● TASK DIRECTIONS: Go through the lines below and copy any that hold the string "this".

● DATASET RECORDS:
BEGIN
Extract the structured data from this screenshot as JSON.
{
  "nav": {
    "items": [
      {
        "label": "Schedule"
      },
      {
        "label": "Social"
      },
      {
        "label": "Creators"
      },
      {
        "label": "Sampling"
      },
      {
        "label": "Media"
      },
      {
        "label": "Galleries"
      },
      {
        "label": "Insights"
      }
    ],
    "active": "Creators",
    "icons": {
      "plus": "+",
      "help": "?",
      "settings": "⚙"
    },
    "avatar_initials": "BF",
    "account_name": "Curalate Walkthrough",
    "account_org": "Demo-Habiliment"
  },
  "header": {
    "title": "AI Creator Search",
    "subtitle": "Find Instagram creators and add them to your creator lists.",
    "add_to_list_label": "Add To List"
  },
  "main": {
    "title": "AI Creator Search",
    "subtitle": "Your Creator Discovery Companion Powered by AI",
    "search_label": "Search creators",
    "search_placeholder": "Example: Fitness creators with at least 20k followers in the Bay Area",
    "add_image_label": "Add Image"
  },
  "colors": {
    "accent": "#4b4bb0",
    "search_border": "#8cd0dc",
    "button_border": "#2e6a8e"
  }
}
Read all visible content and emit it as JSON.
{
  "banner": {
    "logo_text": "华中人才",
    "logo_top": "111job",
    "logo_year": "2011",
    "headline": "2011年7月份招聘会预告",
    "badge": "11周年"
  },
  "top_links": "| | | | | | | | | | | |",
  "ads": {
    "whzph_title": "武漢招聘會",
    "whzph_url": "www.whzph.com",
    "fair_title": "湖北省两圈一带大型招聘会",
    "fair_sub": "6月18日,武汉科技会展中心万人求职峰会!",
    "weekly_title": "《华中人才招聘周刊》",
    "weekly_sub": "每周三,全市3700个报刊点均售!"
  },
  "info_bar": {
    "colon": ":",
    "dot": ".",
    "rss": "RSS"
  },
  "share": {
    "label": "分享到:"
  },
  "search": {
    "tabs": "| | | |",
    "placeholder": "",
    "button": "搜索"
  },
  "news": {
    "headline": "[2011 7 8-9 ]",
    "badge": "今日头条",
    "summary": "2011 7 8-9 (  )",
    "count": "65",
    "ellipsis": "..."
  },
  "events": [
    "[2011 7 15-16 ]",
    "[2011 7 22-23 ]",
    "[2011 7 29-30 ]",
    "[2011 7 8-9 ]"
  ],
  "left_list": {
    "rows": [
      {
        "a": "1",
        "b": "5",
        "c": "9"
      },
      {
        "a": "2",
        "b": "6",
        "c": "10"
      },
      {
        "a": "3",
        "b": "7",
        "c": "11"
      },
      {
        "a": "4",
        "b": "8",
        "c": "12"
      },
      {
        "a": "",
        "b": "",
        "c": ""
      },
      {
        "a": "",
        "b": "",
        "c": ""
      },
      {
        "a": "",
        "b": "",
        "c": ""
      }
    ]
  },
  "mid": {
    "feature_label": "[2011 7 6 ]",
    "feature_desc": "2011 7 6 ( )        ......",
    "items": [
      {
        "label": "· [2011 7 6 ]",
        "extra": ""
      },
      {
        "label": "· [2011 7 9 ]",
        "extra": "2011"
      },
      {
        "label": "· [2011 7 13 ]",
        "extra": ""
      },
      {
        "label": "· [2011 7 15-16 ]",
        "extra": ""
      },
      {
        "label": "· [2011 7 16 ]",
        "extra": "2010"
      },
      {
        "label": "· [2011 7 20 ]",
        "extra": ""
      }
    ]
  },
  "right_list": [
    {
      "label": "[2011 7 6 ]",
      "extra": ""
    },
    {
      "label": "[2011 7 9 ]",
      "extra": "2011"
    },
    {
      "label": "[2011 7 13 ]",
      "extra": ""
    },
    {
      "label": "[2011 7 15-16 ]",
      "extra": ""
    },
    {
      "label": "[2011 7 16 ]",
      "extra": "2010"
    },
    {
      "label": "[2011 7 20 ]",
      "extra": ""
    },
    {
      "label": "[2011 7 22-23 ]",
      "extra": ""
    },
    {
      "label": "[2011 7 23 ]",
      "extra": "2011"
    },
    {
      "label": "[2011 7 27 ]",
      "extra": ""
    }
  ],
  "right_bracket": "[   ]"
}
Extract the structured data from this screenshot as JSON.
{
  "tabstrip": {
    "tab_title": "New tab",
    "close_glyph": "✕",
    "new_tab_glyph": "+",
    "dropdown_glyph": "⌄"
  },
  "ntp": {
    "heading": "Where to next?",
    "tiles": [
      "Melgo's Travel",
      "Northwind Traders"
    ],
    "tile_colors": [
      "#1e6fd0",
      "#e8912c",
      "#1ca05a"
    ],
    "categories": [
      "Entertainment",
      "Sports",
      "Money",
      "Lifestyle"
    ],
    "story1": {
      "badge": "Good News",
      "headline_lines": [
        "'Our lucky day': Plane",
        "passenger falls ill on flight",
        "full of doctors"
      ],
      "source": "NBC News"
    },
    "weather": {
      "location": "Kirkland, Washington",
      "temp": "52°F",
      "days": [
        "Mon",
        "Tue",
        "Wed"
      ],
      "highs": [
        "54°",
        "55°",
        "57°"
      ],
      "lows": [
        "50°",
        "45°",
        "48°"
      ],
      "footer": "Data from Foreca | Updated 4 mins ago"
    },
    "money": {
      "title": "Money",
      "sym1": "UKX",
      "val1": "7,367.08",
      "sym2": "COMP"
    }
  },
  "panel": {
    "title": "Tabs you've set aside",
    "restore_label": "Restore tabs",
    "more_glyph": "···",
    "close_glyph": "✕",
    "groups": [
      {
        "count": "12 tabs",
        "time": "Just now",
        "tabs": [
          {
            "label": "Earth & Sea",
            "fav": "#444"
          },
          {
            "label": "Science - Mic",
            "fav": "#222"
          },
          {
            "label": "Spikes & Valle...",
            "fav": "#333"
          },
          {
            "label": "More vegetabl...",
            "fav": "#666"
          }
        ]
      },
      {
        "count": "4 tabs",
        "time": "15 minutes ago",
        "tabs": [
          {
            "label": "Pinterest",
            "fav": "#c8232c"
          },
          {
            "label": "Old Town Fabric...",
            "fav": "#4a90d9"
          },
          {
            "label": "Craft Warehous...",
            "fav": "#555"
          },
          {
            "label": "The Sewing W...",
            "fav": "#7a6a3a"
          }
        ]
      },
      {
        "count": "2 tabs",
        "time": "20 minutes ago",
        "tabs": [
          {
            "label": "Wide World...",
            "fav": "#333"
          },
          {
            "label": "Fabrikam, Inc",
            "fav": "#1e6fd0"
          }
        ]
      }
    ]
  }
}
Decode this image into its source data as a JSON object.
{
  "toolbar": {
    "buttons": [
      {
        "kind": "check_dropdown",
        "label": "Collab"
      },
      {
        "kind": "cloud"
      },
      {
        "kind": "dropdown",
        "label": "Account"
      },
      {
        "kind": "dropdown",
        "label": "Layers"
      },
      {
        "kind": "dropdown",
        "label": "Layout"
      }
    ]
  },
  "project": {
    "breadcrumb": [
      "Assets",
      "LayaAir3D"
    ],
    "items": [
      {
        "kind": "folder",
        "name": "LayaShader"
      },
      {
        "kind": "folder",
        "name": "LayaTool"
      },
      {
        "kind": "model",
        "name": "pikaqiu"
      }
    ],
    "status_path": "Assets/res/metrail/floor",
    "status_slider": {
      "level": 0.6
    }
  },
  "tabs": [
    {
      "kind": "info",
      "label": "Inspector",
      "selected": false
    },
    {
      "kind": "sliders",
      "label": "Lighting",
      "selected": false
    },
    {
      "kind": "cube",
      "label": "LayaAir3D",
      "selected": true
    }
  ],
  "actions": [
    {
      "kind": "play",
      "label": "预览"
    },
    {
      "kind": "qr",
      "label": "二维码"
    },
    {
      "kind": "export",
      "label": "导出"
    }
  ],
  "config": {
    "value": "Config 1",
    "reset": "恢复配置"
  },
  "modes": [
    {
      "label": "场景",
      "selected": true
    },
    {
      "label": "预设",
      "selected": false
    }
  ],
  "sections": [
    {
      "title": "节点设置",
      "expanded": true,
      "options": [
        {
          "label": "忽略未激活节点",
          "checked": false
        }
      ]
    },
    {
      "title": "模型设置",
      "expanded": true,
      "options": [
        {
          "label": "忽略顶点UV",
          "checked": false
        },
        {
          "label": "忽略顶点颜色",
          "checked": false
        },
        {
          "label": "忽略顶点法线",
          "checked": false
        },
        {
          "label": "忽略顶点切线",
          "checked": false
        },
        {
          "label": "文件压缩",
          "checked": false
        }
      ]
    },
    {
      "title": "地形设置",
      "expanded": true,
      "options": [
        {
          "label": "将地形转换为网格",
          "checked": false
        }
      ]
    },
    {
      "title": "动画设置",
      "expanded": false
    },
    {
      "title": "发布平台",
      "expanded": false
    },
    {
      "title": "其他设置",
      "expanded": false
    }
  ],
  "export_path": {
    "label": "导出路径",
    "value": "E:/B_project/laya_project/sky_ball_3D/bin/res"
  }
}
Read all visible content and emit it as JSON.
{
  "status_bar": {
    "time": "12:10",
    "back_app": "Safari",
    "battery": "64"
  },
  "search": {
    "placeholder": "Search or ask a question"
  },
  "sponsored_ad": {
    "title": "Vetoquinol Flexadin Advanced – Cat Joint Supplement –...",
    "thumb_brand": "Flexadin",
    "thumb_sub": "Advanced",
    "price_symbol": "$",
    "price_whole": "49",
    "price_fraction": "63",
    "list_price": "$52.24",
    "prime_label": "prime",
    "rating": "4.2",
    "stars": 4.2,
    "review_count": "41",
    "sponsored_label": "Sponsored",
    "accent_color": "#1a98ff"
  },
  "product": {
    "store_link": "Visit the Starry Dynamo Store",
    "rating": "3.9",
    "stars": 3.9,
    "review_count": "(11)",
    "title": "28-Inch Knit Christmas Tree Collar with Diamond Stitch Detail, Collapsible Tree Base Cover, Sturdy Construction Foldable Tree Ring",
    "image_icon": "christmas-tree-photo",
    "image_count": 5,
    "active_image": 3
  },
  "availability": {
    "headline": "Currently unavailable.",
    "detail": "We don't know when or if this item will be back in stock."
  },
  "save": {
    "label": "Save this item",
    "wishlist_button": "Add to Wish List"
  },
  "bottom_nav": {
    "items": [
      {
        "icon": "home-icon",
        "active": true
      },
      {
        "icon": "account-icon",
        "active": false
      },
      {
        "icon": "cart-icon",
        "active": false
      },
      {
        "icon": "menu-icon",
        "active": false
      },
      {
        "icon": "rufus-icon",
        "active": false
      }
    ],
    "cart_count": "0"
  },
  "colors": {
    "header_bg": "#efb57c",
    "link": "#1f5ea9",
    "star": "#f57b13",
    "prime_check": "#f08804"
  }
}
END
● TASK SOLUTION:
Extract the structured data from this screenshot as JSON.
Extract the structured data from this screenshot as JSON.
Decode this image into its source data as a JSON object.
    "detail": "We don't know when or if this item will be back in stock."
    "label": "Save this item",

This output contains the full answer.